Key Votes

Blackburn voted Nay

Motion Agreed to 92/6 on Dec 21, 2020.

This bill became the vehicle for passage of the Consolidated Appropriations Act, 2021, a major government funding bill, which also included economic stimulus provisions due ...

Blackburn voted Yea

Passed 338/88 on May 13, 2015.

The USA Freedom Act (H.R. 2048, Pub.L. 114–23) is a U.S. law enacted on June 2, 2015 that restored in modified form several provisions of ...

Blackburn voted Nay

Passed 219/206 on Dec 11, 2014.

This bill became the vehicle for passage of the Consolidated and Further Continuing Appropriations Act, 2015 [pdf], which was approved by the House on December ...

Blackburn voted No

Blackburn voted Yea

Passed 297/117 on May 8, 2014.

Blackburn voted Aye

Passed 304/117 on Jun 23, 2011.

The Leahy–Smith America Invents Act (AIA) is a United States federal statute that was passed by Congress and was signed into law by President Barack ...

Missed Votes

From Jan 2019 to Jul 2021, Blackburn missed 29 of 996 roll call votes, which is 2.9%. This is worse than the median of 1.6% among the lifetime records of senators currently serving. The chart below reports missed votes over time.

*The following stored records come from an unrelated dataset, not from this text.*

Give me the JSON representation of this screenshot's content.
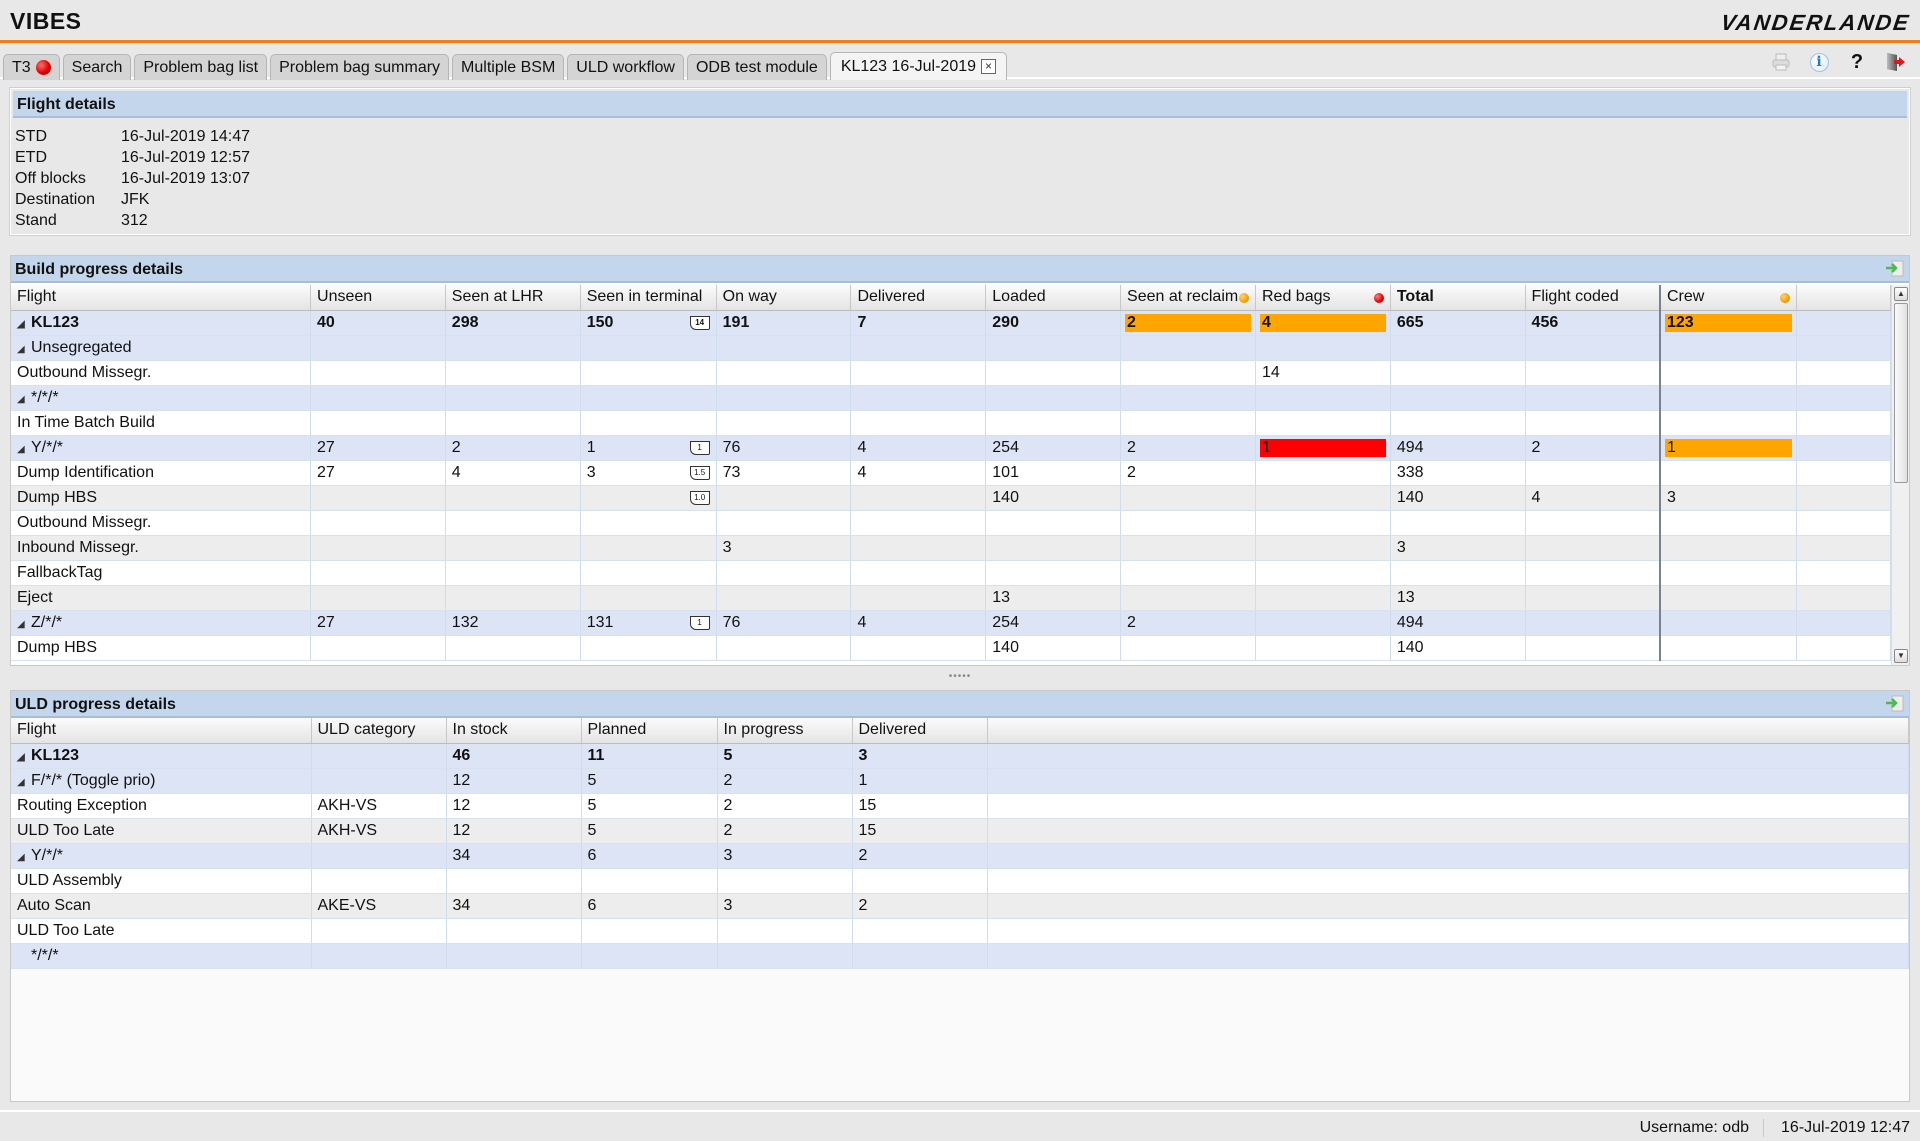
{
  "app": {
    "title": "VIBES",
    "brand": "VANDERLANDE"
  },
  "tabs": [
    {
      "label": "T3",
      "alert": true
    },
    {
      "label": "Search"
    },
    {
      "label": "Problem bag list"
    },
    {
      "label": "Problem bag summary"
    },
    {
      "label": "Multiple BSM"
    },
    {
      "label": "ULD workflow"
    },
    {
      "label": "ODB test module"
    },
    {
      "label": "KL123 16-Jul-2019",
      "active": true,
      "closable": true
    }
  ],
  "toolbar": {
    "print": "print-icon",
    "info": "i",
    "help": "?",
    "logout": "logout-icon"
  },
  "flight_details": {
    "title": "Flight details",
    "rows": [
      {
        "label": "STD",
        "value": "16-Jul-2019 14:47"
      },
      {
        "label": "ETD",
        "value": "16-Jul-2019 12:57"
      },
      {
        "label": "Off blocks",
        "value": "16-Jul-2019 13:07"
      },
      {
        "label": "Destination",
        "value": "JFK"
      },
      {
        "label": "Stand",
        "value": "312"
      }
    ]
  },
  "build_progress": {
    "title": "Build progress details",
    "columns": [
      "Flight",
      "Unseen",
      "Seen at LHR",
      "Seen in terminal",
      "On way",
      "Delivered",
      "Loaded",
      "Seen at reclaim",
      "Red bags",
      "Total",
      "Flight coded",
      "Crew"
    ],
    "column_alerts": {
      "Seen at reclaim": "#f5a000",
      "Red bags": "#e00000",
      "Crew": "#f5a000"
    },
    "rows": [
      {
        "level": 1,
        "expandable": true,
        "flight": "KL123",
        "bold": true,
        "unseen": "40",
        "seen_lhr": "298",
        "seen_terminal": "150",
        "terminal_tag": "14",
        "on_way": "191",
        "delivered": "7",
        "loaded": "290",
        "seen_reclaim": "2",
        "seen_reclaim_hl": "orange",
        "red_bags": "4",
        "red_bags_hl": "orange",
        "total": "665",
        "flight_coded": "456",
        "crew": "123",
        "crew_hl": "orange"
      },
      {
        "level": 2,
        "expandable": true,
        "flight": "Unsegregated"
      },
      {
        "level": 3,
        "flight": "Outbound Missegr.",
        "red_bags": "14"
      },
      {
        "level": 2,
        "expandable": true,
        "flight": "*/*/*"
      },
      {
        "level": 3,
        "flight": "In Time Batch Build"
      },
      {
        "level": 2,
        "expandable": true,
        "flight": "Y/*/*",
        "unseen": "27",
        "seen_lhr": "2",
        "seen_terminal": "1",
        "terminal_tag": "1",
        "on_way": "76",
        "delivered": "4",
        "loaded": "254",
        "seen_reclaim": "2",
        "red_bags": "1",
        "red_bags_hl": "red",
        "total": "494",
        "flight_coded": "2",
        "crew": "1",
        "crew_hl": "orange"
      },
      {
        "level": 3,
        "flight": "Dump Identification",
        "unseen": "27",
        "seen_lhr": "4",
        "seen_terminal": "3",
        "terminal_tag": "1.5",
        "on_way": "73",
        "delivered": "4",
        "loaded": "101",
        "seen_reclaim": "2",
        "total": "338"
      },
      {
        "level": 3,
        "flight": "Dump HBS",
        "terminal_tag": "1.0",
        "loaded": "140",
        "total": "140",
        "flight_coded": "4",
        "crew": "3"
      },
      {
        "level": 3,
        "flight": "Outbound Missegr."
      },
      {
        "level": 3,
        "flight": "Inbound Missegr.",
        "on_way": "3",
        "total": "3"
      },
      {
        "level": 3,
        "flight": "FallbackTag"
      },
      {
        "level": 3,
        "flight": "Eject",
        "loaded": "13",
        "total": "13"
      },
      {
        "level": 2,
        "expandable": true,
        "flight": "Z/*/*",
        "unseen": "27",
        "seen_lhr": "132",
        "seen_terminal": "131",
        "terminal_tag": "1",
        "on_way": "76",
        "delivered": "4",
        "loaded": "254",
        "seen_reclaim": "2",
        "total": "494"
      },
      {
        "level": 3,
        "flight": "Dump HBS",
        "loaded": "140",
        "total": "140"
      }
    ]
  },
  "uld_progress": {
    "title": "ULD progress details",
    "columns": [
      "Flight",
      "ULD category",
      "In stock",
      "Planned",
      "In progress",
      "Delivered"
    ],
    "rows": [
      {
        "level": 1,
        "expandable": true,
        "bold": true,
        "flight": "KL123",
        "category": "",
        "in_stock": "46",
        "planned": "11",
        "in_progress": "5",
        "delivered": "3"
      },
      {
        "level": 2,
        "expandable": true,
        "flight": "F/*/* (Toggle prio)",
        "category": "",
        "in_stock": "12",
        "planned": "5",
        "in_progress": "2",
        "delivered": "1"
      },
      {
        "level": 3,
        "flight": "Routing Exception",
        "category": "AKH-VS",
        "in_stock": "12",
        "planned": "5",
        "in_progress": "2",
        "delivered": "15"
      },
      {
        "level": 3,
        "flight": "ULD Too Late",
        "category": "AKH-VS",
        "in_stock": "12",
        "planned": "5",
        "in_progress": "2",
        "delivered": "15"
      },
      {
        "level": 2,
        "expandable": true,
        "flight": "Y/*/*",
        "category": "",
        "in_stock": "34",
        "planned": "6",
        "in_progress": "3",
        "delivered": "2"
      },
      {
        "level": 3,
        "flight": "ULD Assembly"
      },
      {
        "level": 3,
        "flight": "Auto Scan",
        "category": "AKE-VS",
        "in_stock": "34",
        "planned": "6",
        "in_progress": "3",
        "delivered": "2"
      },
      {
        "level": 3,
        "flight": "ULD Too Late"
      },
      {
        "level": 2,
        "expandable": false,
        "flight": "*/*/*"
      }
    ]
  },
  "status": {
    "username": "Username: odb",
    "datetime": "16-Jul-2019 12:47"
  },
  "colors": {
    "accent": "#f07c1a",
    "panel_header": "#c4d6ec",
    "group_row": "#dce4f5",
    "highlight_orange": "#ffa500",
    "highlight_red": "#ff0000"
  }
}
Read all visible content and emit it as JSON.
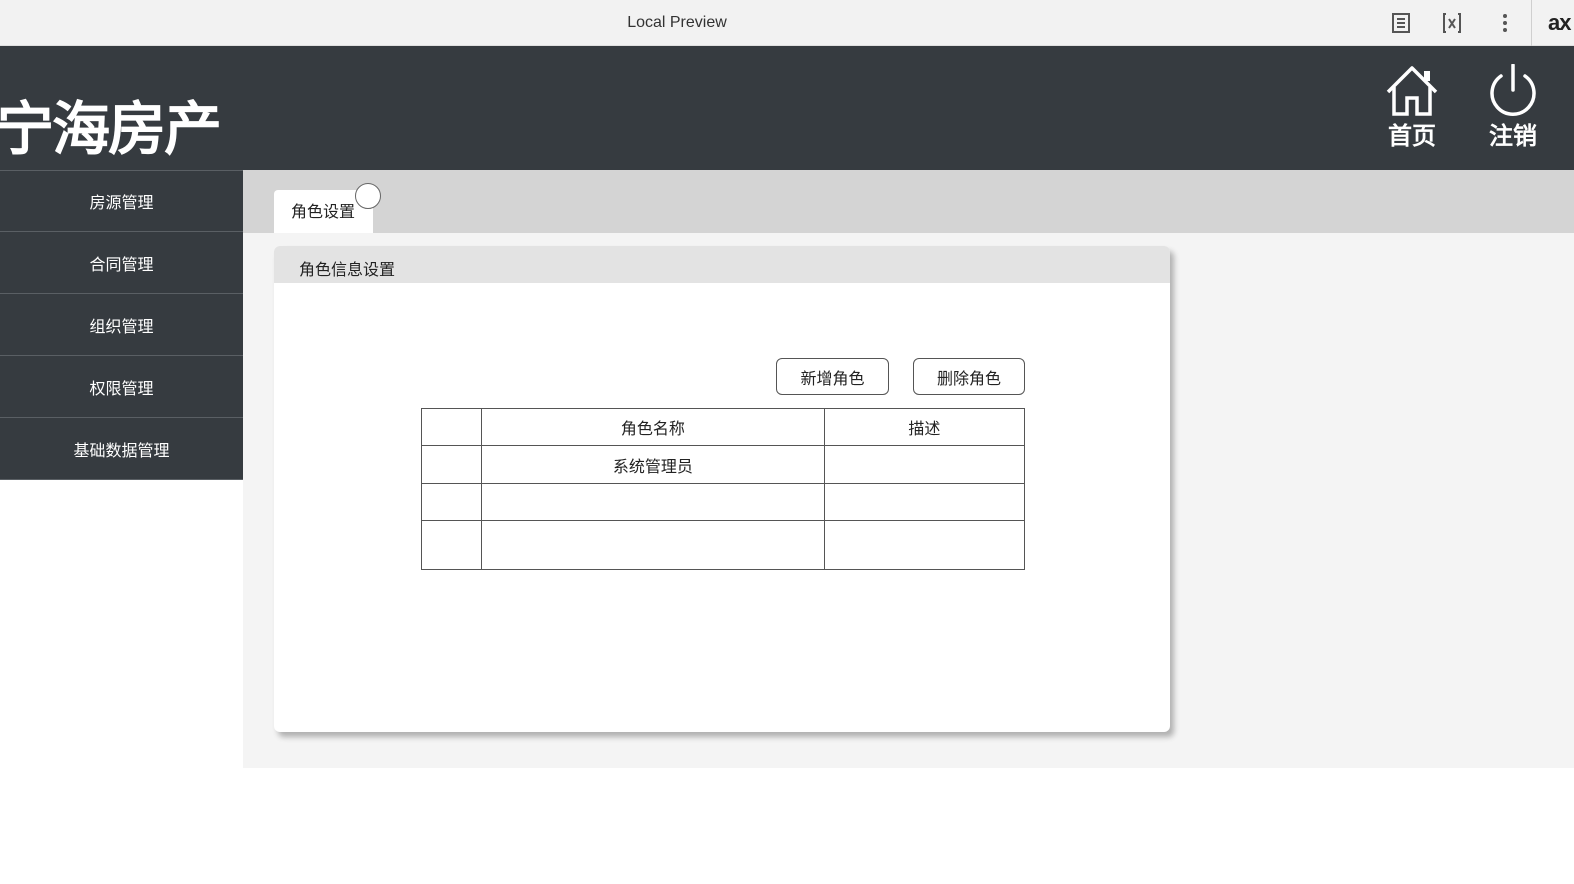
{
  "browser": {
    "title": "Local Preview",
    "icons": [
      "notes-icon",
      "variables-icon",
      "more-vertical-icon"
    ],
    "extension_label": "ax"
  },
  "header": {
    "logo": "宁海房产",
    "home_label": "首页",
    "logout_label": "注销",
    "background": "#363b40"
  },
  "sidebar": {
    "items": [
      {
        "label": "房源管理"
      },
      {
        "label": "合同管理"
      },
      {
        "label": "组织管理"
      },
      {
        "label": "权限管理"
      },
      {
        "label": "基础数据管理"
      }
    ]
  },
  "tabs": [
    {
      "label": "角色设置",
      "active": true
    }
  ],
  "panel": {
    "title": "角色信息设置",
    "add_button": "新增角色",
    "delete_button": "删除角色",
    "table": {
      "columns": [
        "",
        "角色名称",
        "描述"
      ],
      "rows": [
        [
          "",
          "系统管理员",
          ""
        ],
        [
          "",
          "",
          ""
        ],
        [
          "",
          "",
          ""
        ]
      ]
    }
  }
}
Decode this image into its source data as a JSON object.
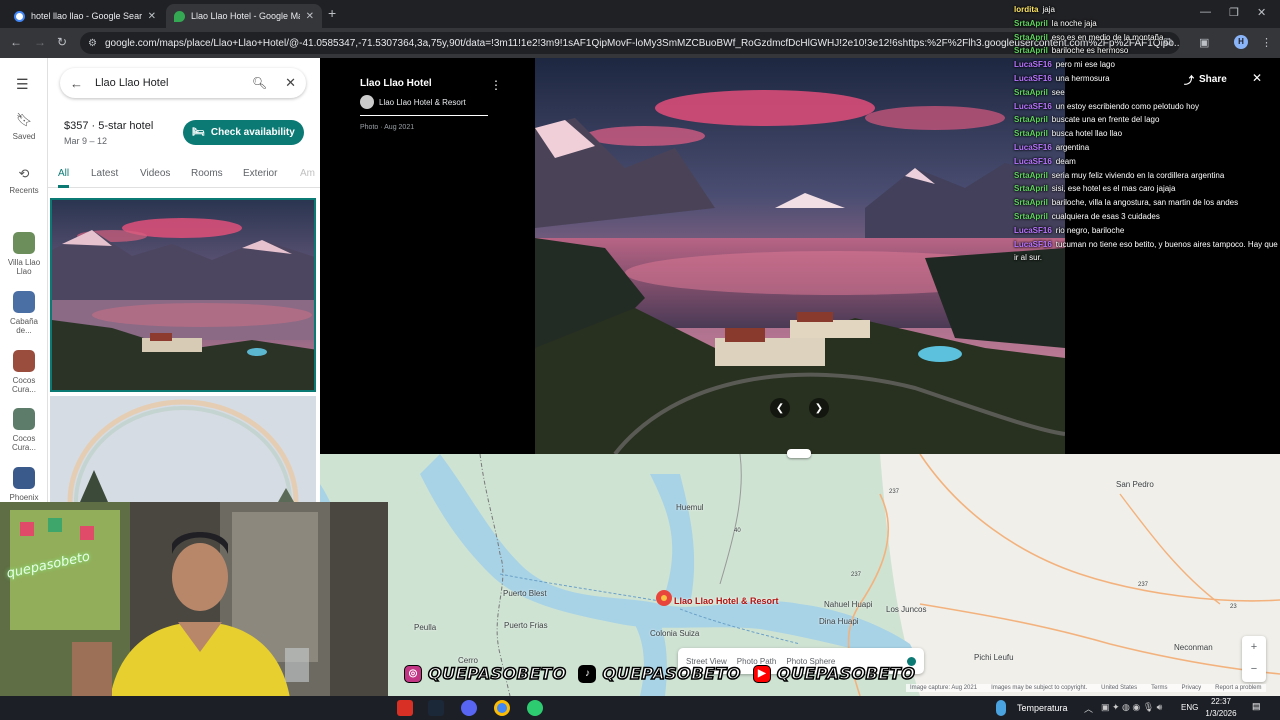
{
  "browser": {
    "tabs": [
      {
        "title": "hotel llao llao - Google Search",
        "close": "✕"
      },
      {
        "title": "Llao Llao Hotel - Google Maps",
        "close": "✕"
      }
    ],
    "new_tab": "+",
    "url": "google.com/maps/place/Llao+Llao+Hotel/@-41.0585347,-71.5307364,3a,75y,90t/data=!3m11!1e2!3m9!1sAF1QipMovF-loMy3SmMZCBuoBWf_RoGzdmcfDcHlGWHJ!2e10!3e12!6shttps:%2F%2Flh3.googleusercontent.com%2Fp%2FAF1Qipo...",
    "profile_initial": "H"
  },
  "rail": {
    "saved": "Saved",
    "recents": "Recents",
    "places": [
      {
        "label": "Villa Llao Llao",
        "color": "#6b8e5a"
      },
      {
        "label": "Cabaña de...",
        "color": "#4a6fa5"
      },
      {
        "label": "Cocos Cura...",
        "color": "#9a4d3c"
      },
      {
        "label": "Cocos Cura...",
        "color": "#5d7d6a"
      },
      {
        "label": "Phoenix",
        "color": "#3a5a8c"
      }
    ]
  },
  "panel": {
    "search_value": "Llao Llao Hotel",
    "price": "$357 · 5-star hotel",
    "dates": "Mar 9 – 12",
    "availability_button": "Check availability",
    "tabs": [
      "All",
      "Latest",
      "Videos",
      "Rooms",
      "Exterior",
      "Am"
    ]
  },
  "viewer": {
    "title": "Llao Llao Hotel",
    "author": "Llao Llao Hotel & Resort",
    "date": "Photo · Aug 2021",
    "share": "Share"
  },
  "chat": [
    {
      "user": "lordita",
      "color": "yellow",
      "text": "jaja"
    },
    {
      "user": "SrtaApril",
      "color": "green",
      "text": "la noche jaja"
    },
    {
      "user": "SrtaApril",
      "color": "green",
      "text": "eso es en medio de la montaña"
    },
    {
      "user": "SrtaApril",
      "color": "green",
      "text": "bariloche es hermoso"
    },
    {
      "user": "LucaSF16",
      "color": "purple",
      "text": "pero mi ese lago"
    },
    {
      "user": "LucaSF16",
      "color": "purple",
      "text": "una hermosura"
    },
    {
      "user": "SrtaApril",
      "color": "green",
      "text": "see"
    },
    {
      "user": "LucaSF16",
      "color": "purple",
      "text": "un estoy escribiendo como pelotudo hoy"
    },
    {
      "user": "SrtaApril",
      "color": "green",
      "text": "buscate una en frente del lago"
    },
    {
      "user": "SrtaApril",
      "color": "green",
      "text": "busca hotel llao llao"
    },
    {
      "user": "LucaSF16",
      "color": "purple",
      "text": "argentina"
    },
    {
      "user": "LucaSF16",
      "color": "purple",
      "text": "deam"
    },
    {
      "user": "SrtaApril",
      "color": "green",
      "text": "seria muy feliz viviendo en la cordillera argentina"
    },
    {
      "user": "SrtaApril",
      "color": "green",
      "text": "sisi, ese hotel es el mas caro jajaja"
    },
    {
      "user": "SrtaApril",
      "color": "green",
      "text": "bariloche, villa la angostura, san martin de los andes"
    },
    {
      "user": "SrtaApril",
      "color": "green",
      "text": "cualquiera de esas 3 cuidades"
    },
    {
      "user": "LucaSF16",
      "color": "purple",
      "text": "rio negro, bariloche"
    },
    {
      "user": "LucaSF16",
      "color": "purple",
      "text": "tucuman no tiene eso betito, y buenos aires tampoco. Hay que ir al sur."
    }
  ],
  "map": {
    "hotel_label": "Llao Llao Hotel & Resort",
    "places": [
      "Huemul",
      "Puerto Blest",
      "Puerto Frias",
      "Peulla",
      "Colonia Suiza",
      "Nahuel Huapi",
      "Dina Huapi",
      "Los Juncos",
      "San Pedro",
      "Pichi Leufu",
      "Neconman",
      "Cerro"
    ],
    "routes": [
      "237",
      "40",
      "237",
      "237",
      "23"
    ],
    "layers": [
      "Street View",
      "Photo Path",
      "Photo Sphere"
    ],
    "footer": [
      "Image capture: Aug 2021",
      "Images may be subject to copyright.",
      "United States",
      "Terms",
      "Privacy",
      "Report a problem"
    ]
  },
  "stream": {
    "handle": "QUEPASOBETO",
    "sign": "quepasobeto"
  },
  "taskbar": {
    "weather": "Temperatura",
    "lang": "ENG",
    "time": "22:37",
    "date": "1/3/2026"
  }
}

We don’t track why legislators miss votes, but it’s often due to medical absenses and major life events.

Show the numbers...

Primary Sources

The information on this page is originally sourced from a variety of materials, including: